[INSTRUCTIONS FOR THE TASK] Where a line in the listing contains the string "text", copy that line out.

(THE DATA)

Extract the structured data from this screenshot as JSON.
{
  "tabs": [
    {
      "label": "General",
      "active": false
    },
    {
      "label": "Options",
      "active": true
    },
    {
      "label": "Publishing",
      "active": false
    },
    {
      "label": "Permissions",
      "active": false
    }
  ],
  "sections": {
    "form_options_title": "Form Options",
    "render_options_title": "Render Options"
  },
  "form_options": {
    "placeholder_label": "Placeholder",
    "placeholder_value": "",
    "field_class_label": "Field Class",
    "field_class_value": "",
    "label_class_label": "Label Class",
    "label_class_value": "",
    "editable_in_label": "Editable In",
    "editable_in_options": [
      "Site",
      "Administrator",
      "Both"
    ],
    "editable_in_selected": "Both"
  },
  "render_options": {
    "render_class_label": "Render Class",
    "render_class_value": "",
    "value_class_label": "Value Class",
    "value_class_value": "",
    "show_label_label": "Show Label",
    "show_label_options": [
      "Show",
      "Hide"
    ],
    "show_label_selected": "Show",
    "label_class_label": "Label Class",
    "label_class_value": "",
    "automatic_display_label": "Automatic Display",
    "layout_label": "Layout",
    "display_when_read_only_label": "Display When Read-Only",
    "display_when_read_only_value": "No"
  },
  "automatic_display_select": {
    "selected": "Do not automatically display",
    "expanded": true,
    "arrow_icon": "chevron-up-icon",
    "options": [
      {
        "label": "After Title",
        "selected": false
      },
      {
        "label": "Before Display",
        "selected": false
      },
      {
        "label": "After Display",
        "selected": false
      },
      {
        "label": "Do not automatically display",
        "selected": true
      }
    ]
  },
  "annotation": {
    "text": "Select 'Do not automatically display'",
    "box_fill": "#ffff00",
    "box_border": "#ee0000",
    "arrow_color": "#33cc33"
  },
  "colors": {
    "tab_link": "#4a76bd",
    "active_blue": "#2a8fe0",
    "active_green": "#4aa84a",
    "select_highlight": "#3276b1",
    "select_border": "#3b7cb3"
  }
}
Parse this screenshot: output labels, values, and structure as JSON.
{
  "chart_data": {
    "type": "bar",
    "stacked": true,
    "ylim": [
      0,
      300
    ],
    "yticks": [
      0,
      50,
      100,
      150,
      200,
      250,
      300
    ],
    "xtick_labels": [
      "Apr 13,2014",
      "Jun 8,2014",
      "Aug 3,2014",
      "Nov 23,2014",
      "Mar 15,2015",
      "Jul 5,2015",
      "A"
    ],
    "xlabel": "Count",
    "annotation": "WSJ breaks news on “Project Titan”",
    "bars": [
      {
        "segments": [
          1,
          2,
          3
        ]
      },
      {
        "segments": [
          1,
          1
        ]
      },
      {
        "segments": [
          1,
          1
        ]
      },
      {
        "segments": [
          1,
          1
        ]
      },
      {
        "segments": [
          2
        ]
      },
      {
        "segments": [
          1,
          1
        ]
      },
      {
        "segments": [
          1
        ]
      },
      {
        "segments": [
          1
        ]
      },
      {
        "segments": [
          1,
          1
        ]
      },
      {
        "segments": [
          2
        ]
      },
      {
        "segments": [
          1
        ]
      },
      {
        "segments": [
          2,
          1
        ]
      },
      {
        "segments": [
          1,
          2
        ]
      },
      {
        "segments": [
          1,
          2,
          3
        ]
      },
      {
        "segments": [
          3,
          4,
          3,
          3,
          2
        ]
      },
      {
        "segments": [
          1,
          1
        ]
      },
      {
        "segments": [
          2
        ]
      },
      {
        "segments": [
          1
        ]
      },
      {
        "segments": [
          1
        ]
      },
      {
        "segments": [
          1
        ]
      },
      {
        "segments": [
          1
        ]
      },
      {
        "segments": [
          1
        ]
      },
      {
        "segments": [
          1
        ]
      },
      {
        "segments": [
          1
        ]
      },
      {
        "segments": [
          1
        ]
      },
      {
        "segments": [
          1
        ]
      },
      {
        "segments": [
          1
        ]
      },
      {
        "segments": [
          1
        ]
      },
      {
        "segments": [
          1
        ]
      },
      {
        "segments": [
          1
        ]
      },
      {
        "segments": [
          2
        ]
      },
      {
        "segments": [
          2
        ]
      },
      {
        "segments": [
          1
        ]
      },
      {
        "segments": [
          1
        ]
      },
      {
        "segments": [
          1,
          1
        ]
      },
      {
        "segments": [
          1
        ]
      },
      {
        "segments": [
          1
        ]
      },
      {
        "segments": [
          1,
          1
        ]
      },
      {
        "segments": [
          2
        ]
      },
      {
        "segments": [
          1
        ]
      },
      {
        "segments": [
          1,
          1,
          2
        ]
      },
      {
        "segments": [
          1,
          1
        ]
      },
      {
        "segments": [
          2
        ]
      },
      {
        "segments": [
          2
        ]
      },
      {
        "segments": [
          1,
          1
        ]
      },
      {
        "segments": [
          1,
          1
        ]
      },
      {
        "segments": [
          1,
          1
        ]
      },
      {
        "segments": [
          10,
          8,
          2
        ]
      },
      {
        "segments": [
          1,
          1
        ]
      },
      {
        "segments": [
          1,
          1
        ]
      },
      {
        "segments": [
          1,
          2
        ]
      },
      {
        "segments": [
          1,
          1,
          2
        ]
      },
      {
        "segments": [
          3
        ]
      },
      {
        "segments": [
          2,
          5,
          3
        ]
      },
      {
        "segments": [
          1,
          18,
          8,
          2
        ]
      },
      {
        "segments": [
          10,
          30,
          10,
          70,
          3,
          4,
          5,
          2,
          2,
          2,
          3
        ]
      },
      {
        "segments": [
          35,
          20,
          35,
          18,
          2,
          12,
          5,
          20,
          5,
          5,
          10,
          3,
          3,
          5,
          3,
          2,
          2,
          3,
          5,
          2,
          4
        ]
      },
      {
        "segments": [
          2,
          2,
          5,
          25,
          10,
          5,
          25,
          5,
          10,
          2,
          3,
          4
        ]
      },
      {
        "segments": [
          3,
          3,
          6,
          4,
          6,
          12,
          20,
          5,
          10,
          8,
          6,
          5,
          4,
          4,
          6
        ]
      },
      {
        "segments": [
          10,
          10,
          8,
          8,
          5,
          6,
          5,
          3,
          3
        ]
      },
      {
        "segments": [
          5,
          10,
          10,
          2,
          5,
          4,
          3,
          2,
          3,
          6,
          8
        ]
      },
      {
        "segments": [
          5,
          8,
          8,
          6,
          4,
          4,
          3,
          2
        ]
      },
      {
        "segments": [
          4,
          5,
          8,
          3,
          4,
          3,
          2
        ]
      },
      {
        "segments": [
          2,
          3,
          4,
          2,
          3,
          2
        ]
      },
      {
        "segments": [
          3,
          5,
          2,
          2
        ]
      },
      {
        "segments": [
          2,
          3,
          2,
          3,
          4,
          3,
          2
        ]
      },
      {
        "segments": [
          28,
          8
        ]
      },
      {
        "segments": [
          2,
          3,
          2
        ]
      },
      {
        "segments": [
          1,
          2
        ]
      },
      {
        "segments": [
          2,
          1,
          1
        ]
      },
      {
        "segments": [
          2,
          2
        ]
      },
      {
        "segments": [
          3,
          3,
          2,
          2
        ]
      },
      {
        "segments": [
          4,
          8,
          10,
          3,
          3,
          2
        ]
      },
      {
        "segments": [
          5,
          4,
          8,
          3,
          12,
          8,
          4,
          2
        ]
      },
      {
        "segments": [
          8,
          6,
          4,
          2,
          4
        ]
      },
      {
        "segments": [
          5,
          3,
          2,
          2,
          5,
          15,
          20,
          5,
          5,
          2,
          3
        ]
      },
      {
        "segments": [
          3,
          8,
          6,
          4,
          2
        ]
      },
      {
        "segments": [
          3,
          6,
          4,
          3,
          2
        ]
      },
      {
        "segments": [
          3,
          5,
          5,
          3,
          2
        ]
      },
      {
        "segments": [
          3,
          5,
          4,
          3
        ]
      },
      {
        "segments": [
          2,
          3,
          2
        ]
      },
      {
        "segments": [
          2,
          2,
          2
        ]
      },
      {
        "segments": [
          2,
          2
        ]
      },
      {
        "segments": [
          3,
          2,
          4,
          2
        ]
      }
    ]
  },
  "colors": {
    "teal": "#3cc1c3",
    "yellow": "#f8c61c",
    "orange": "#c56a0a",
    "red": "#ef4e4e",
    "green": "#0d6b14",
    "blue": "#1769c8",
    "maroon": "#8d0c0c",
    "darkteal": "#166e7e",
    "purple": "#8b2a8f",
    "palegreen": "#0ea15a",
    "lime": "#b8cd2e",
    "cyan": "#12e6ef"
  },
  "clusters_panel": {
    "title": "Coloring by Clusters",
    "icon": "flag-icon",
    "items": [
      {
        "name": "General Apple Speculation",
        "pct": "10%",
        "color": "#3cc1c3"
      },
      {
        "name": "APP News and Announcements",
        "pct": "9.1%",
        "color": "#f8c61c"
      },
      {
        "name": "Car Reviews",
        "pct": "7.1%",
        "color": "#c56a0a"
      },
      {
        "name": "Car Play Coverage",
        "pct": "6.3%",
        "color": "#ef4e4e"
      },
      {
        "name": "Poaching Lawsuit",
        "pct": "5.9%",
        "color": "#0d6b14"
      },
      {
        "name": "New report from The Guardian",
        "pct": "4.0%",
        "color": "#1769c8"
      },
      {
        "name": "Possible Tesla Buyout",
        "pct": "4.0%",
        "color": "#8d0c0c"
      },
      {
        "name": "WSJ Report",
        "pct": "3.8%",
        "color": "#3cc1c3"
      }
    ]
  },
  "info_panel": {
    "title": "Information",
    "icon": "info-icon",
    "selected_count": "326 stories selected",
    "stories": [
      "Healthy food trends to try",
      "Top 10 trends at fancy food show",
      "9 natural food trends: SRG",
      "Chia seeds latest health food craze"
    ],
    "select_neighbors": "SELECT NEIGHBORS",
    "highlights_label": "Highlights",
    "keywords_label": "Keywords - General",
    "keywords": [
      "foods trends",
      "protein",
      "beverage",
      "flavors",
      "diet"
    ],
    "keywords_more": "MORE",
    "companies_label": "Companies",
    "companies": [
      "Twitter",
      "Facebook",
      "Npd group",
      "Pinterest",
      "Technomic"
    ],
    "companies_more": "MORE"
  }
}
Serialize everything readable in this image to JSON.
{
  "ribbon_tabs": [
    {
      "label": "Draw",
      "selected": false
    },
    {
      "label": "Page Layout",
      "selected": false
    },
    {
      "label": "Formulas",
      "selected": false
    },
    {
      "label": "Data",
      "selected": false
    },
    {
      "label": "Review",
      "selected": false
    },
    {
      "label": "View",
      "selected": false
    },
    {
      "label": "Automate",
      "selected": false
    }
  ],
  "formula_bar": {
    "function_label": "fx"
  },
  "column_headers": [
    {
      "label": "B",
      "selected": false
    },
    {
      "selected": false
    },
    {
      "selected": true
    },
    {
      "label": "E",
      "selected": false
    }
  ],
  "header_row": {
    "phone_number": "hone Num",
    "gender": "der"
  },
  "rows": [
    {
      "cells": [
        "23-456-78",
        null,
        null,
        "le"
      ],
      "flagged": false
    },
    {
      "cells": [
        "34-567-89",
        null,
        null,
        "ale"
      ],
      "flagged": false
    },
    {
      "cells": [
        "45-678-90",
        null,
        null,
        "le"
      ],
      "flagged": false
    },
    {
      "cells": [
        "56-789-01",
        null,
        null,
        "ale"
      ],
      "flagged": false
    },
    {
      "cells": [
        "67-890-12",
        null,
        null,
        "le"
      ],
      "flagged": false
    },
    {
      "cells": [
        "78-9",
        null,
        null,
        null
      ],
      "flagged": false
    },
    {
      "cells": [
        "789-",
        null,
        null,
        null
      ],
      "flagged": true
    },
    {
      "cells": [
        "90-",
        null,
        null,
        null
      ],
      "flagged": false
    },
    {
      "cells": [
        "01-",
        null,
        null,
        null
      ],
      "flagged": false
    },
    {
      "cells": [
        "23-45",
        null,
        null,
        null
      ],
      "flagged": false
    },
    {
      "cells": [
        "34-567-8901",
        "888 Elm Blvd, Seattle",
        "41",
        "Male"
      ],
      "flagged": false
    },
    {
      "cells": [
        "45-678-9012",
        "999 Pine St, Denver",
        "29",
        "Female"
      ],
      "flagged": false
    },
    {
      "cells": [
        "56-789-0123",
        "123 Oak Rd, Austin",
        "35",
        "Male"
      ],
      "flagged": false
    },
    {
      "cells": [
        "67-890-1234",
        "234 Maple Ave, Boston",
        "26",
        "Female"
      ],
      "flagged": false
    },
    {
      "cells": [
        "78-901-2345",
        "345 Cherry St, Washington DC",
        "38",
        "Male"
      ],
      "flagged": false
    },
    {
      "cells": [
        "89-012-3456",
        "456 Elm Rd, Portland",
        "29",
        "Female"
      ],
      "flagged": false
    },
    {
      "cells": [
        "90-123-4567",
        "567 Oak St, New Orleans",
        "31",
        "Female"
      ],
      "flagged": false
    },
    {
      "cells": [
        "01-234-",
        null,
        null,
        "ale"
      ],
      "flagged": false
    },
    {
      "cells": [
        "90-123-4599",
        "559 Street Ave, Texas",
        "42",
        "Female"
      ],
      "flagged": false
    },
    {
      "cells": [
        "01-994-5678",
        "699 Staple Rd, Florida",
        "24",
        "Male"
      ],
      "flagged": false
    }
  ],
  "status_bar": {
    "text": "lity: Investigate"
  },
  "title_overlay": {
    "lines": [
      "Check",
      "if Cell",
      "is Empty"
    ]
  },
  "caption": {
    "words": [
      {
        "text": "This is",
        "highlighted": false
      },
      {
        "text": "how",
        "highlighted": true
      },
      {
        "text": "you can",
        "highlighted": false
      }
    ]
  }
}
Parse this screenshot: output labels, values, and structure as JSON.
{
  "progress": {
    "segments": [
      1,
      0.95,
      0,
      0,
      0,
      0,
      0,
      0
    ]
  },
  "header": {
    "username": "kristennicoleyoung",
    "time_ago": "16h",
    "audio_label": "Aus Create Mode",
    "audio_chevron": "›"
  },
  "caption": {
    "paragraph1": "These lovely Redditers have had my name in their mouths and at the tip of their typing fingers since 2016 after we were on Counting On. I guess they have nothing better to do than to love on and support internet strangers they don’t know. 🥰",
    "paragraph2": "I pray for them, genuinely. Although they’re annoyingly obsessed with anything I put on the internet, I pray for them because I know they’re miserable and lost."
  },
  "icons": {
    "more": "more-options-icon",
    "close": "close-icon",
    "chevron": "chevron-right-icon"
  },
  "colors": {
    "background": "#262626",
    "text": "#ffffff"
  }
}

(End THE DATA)

[RESULT BELOW]
    "text": "Select 'Do not automatically display'",
    "text": "lity: Investigate"
        "text": "This is",
        "text": "how",
        "text": "you can",
    "text": "#ffffff"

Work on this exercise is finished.